AG: (Sir Philip) Sidney’s Sonnets are pretty funny.
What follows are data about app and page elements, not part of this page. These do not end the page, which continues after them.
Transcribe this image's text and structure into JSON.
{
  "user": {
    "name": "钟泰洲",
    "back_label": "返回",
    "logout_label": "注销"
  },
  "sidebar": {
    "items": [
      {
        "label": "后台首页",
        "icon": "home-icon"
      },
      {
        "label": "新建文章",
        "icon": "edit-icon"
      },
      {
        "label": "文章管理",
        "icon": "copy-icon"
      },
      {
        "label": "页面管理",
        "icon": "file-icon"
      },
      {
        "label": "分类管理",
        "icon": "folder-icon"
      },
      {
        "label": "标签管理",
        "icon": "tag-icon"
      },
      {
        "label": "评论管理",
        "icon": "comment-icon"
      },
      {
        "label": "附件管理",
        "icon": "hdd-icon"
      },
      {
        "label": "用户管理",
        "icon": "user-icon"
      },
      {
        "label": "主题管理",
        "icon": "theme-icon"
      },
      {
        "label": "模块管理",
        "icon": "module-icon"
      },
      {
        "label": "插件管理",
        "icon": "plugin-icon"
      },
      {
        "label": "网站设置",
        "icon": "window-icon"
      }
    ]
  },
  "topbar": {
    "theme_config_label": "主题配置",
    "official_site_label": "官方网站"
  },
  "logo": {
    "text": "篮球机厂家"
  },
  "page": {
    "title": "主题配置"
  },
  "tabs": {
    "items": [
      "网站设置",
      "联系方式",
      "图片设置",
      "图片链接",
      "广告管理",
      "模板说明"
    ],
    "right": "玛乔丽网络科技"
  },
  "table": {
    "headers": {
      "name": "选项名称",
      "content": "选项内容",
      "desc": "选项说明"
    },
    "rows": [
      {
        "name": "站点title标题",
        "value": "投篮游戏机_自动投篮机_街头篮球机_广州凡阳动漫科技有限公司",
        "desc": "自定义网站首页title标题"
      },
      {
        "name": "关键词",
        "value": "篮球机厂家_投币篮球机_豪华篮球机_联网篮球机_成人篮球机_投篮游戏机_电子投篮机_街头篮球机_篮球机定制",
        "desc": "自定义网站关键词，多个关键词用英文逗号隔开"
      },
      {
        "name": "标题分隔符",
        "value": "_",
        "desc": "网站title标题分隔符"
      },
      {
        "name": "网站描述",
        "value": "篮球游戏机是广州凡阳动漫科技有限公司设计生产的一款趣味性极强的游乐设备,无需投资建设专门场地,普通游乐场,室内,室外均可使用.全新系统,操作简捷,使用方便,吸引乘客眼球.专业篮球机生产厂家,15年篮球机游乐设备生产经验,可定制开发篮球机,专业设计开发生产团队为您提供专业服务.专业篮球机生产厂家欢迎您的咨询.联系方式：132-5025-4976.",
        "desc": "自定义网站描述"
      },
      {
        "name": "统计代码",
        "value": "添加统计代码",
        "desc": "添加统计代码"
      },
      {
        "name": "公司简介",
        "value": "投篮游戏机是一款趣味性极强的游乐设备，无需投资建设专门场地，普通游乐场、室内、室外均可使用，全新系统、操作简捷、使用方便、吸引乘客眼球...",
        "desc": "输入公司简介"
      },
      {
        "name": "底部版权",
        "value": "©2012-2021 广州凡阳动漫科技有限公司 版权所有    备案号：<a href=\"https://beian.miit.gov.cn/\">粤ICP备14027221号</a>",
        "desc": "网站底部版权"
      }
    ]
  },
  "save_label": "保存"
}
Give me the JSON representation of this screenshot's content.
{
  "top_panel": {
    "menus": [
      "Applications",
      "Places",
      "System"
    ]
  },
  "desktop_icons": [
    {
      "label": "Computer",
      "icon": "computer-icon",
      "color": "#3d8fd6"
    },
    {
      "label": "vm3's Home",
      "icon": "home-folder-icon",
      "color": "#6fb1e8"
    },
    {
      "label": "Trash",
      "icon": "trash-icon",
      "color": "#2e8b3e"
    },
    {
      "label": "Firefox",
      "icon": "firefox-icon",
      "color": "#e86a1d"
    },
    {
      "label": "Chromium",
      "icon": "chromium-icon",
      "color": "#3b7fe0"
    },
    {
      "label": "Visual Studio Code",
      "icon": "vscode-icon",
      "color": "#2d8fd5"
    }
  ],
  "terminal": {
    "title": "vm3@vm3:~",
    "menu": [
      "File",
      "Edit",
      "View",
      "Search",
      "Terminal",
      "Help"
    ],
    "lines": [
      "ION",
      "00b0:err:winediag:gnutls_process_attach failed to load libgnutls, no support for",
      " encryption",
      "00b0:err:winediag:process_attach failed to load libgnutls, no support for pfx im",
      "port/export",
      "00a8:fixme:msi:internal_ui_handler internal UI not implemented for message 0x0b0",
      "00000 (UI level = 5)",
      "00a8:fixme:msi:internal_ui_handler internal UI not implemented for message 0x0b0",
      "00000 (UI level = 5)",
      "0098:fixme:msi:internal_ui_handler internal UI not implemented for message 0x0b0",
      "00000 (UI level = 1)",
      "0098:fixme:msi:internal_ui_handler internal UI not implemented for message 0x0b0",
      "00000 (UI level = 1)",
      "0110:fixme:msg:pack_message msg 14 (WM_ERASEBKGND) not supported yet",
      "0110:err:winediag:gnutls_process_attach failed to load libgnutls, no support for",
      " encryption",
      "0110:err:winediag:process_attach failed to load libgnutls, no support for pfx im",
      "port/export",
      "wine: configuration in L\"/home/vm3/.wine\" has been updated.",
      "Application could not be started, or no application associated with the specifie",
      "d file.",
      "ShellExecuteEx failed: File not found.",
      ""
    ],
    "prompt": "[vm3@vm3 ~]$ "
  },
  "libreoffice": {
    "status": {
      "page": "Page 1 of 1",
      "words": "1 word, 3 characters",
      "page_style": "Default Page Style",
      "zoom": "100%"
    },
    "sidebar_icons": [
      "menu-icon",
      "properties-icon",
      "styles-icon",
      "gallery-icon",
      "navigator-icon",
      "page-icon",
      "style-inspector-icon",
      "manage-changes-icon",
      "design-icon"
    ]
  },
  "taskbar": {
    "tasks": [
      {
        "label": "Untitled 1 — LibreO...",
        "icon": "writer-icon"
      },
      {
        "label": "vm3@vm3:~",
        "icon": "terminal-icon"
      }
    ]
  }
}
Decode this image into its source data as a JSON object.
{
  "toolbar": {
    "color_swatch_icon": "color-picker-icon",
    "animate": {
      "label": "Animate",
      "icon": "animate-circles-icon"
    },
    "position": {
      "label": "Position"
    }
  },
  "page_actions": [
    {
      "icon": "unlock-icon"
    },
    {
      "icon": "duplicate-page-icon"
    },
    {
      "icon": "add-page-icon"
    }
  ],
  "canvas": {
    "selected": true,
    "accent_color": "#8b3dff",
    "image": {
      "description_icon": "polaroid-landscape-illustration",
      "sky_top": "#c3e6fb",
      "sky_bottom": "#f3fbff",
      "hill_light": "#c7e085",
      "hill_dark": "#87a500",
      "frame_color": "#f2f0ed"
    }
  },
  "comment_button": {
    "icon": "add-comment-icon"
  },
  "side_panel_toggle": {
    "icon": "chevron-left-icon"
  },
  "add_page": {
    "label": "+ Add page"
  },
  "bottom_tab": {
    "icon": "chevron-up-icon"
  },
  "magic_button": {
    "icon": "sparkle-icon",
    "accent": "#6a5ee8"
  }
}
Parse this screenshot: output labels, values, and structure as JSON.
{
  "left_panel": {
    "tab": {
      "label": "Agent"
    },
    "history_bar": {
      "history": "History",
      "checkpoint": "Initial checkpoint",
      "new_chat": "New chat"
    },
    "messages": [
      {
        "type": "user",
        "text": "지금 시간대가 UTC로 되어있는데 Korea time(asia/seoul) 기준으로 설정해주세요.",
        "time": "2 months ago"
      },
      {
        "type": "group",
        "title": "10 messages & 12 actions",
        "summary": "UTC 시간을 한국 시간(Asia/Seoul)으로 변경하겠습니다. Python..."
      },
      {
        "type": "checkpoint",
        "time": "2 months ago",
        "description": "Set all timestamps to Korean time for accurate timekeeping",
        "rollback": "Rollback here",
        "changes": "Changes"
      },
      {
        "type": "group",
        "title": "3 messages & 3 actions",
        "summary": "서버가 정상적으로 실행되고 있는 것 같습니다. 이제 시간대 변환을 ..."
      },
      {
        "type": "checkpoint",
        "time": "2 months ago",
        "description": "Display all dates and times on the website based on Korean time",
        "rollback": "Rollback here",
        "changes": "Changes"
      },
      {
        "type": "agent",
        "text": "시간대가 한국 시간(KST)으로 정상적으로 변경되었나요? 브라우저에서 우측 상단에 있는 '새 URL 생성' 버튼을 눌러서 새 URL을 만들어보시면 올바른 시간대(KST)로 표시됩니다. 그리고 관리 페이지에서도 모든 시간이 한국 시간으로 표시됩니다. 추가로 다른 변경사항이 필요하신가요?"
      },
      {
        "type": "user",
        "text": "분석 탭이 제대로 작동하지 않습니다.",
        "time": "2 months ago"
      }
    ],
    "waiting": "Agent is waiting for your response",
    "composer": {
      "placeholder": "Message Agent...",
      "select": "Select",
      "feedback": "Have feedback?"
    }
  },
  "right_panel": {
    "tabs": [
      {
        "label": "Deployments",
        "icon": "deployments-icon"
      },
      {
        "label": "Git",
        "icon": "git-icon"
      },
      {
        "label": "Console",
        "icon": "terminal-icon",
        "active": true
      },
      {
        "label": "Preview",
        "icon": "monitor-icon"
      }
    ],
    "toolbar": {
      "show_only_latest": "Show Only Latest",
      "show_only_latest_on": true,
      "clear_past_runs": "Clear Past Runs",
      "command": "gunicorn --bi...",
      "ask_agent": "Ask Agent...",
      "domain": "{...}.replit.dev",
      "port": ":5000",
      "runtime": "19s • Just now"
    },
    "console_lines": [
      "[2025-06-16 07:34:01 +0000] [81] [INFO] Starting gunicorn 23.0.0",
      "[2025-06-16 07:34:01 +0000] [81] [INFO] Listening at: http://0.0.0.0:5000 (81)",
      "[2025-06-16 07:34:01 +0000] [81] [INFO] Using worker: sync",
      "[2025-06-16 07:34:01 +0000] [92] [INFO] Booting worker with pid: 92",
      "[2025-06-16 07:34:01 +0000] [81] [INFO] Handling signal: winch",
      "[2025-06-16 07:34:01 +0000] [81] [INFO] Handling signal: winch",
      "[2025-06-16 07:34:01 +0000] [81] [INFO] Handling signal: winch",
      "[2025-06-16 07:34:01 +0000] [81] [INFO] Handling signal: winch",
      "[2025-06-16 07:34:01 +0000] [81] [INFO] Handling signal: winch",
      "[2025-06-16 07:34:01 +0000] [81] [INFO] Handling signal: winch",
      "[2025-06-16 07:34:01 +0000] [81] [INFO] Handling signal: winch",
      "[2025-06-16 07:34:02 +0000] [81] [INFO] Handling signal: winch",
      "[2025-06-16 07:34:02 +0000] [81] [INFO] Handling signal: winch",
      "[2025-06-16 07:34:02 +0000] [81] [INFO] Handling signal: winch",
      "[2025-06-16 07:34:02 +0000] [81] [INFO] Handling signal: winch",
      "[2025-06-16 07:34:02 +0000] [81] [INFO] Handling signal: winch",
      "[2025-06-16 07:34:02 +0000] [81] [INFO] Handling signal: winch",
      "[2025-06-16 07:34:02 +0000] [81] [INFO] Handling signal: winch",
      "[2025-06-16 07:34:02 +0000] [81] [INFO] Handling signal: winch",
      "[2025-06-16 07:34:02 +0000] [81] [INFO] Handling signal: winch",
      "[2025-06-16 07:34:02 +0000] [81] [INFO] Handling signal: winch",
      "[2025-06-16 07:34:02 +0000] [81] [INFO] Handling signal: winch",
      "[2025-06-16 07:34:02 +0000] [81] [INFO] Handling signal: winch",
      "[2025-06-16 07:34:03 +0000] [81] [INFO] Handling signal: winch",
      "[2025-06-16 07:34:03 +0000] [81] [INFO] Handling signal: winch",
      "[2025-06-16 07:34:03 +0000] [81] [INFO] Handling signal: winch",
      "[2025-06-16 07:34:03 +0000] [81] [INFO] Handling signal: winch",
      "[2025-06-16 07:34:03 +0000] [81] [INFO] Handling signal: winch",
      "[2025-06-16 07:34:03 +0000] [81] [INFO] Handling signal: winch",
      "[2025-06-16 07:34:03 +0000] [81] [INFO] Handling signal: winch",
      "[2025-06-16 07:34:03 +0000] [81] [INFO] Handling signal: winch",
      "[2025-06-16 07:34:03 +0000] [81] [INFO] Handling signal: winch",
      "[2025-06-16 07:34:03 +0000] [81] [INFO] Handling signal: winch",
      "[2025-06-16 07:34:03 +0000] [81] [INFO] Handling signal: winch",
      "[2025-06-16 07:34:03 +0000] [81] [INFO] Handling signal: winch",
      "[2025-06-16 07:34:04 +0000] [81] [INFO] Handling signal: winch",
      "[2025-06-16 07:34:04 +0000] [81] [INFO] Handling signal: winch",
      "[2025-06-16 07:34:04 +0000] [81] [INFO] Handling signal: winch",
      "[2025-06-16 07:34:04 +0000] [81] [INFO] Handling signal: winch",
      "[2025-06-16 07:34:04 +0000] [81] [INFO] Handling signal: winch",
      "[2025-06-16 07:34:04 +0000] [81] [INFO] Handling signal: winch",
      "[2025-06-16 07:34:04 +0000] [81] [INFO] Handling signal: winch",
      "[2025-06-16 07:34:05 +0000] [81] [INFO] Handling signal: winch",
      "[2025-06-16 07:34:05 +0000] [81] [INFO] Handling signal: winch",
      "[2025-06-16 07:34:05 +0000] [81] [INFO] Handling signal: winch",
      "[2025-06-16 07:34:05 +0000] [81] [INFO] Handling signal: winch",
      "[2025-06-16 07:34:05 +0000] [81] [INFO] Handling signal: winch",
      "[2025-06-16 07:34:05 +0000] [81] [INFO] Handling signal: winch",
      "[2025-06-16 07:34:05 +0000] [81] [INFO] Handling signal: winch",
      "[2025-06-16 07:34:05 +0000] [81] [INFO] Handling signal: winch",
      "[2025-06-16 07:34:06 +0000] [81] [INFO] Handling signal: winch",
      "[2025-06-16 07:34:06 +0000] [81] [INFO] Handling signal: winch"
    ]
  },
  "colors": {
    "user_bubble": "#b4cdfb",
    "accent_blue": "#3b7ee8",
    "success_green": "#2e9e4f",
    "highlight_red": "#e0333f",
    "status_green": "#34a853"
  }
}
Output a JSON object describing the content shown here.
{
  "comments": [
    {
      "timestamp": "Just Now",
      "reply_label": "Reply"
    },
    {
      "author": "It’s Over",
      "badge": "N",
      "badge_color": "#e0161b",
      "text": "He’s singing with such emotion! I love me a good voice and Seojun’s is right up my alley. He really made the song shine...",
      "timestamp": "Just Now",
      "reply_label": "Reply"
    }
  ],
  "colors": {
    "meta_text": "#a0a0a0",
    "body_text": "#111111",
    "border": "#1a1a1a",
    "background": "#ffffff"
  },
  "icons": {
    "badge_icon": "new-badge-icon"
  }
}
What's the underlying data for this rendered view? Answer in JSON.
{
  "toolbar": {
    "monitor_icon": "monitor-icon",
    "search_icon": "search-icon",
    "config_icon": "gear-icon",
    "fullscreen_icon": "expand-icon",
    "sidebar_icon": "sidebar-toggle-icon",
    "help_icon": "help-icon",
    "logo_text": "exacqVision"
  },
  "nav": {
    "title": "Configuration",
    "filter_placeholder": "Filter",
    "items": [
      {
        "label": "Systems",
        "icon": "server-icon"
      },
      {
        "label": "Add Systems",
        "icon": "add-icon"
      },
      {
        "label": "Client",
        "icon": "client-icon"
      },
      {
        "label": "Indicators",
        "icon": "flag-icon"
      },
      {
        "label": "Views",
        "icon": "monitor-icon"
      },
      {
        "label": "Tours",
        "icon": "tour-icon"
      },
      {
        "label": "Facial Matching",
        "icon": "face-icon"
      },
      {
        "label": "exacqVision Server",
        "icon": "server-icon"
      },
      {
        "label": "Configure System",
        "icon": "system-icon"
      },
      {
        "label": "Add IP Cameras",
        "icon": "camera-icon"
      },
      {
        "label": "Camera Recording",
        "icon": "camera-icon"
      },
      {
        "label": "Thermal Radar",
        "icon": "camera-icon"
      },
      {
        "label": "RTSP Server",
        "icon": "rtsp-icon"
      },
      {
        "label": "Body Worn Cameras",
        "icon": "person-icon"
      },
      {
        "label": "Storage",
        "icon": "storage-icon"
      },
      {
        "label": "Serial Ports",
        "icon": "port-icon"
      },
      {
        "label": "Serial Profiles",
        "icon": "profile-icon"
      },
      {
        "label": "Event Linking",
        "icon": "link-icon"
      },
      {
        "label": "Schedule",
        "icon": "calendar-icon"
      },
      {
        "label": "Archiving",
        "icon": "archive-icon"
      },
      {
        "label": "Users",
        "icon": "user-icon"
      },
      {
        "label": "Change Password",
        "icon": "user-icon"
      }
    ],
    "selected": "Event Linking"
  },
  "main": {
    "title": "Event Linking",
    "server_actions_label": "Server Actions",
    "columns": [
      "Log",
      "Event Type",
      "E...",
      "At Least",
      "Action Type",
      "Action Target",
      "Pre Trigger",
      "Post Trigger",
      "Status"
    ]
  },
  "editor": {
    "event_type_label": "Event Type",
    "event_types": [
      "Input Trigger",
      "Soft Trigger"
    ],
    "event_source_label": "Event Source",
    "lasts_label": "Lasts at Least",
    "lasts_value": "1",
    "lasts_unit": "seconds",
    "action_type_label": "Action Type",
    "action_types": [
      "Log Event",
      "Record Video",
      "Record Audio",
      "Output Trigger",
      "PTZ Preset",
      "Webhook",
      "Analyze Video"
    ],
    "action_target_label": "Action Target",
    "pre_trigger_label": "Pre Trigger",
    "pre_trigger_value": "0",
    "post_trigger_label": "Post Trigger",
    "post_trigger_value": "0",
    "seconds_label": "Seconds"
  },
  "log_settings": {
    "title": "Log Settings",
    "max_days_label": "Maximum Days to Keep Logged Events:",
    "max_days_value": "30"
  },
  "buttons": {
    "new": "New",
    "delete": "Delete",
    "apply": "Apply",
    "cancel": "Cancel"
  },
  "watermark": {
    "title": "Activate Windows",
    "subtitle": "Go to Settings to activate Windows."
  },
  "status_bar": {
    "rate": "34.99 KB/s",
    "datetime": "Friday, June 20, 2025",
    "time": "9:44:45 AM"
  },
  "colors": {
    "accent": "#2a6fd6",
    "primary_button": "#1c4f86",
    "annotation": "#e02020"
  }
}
Number one, particularly – 176 – a couple of pages later – Remember Anne (Waldman) the other day read, in her reading, she read a sonnet that was.. “My love is like my love and she’s like me, and her heart heart like mine, and mine…” [Editorial note – “Two Hearts – After Sir Philip Sidney”‘  –  (“She’s got my heart and I’ve got hers..”‘)] …(which) was an imitation of Astrophel and Stella, and probably the first..

The last line in … Read More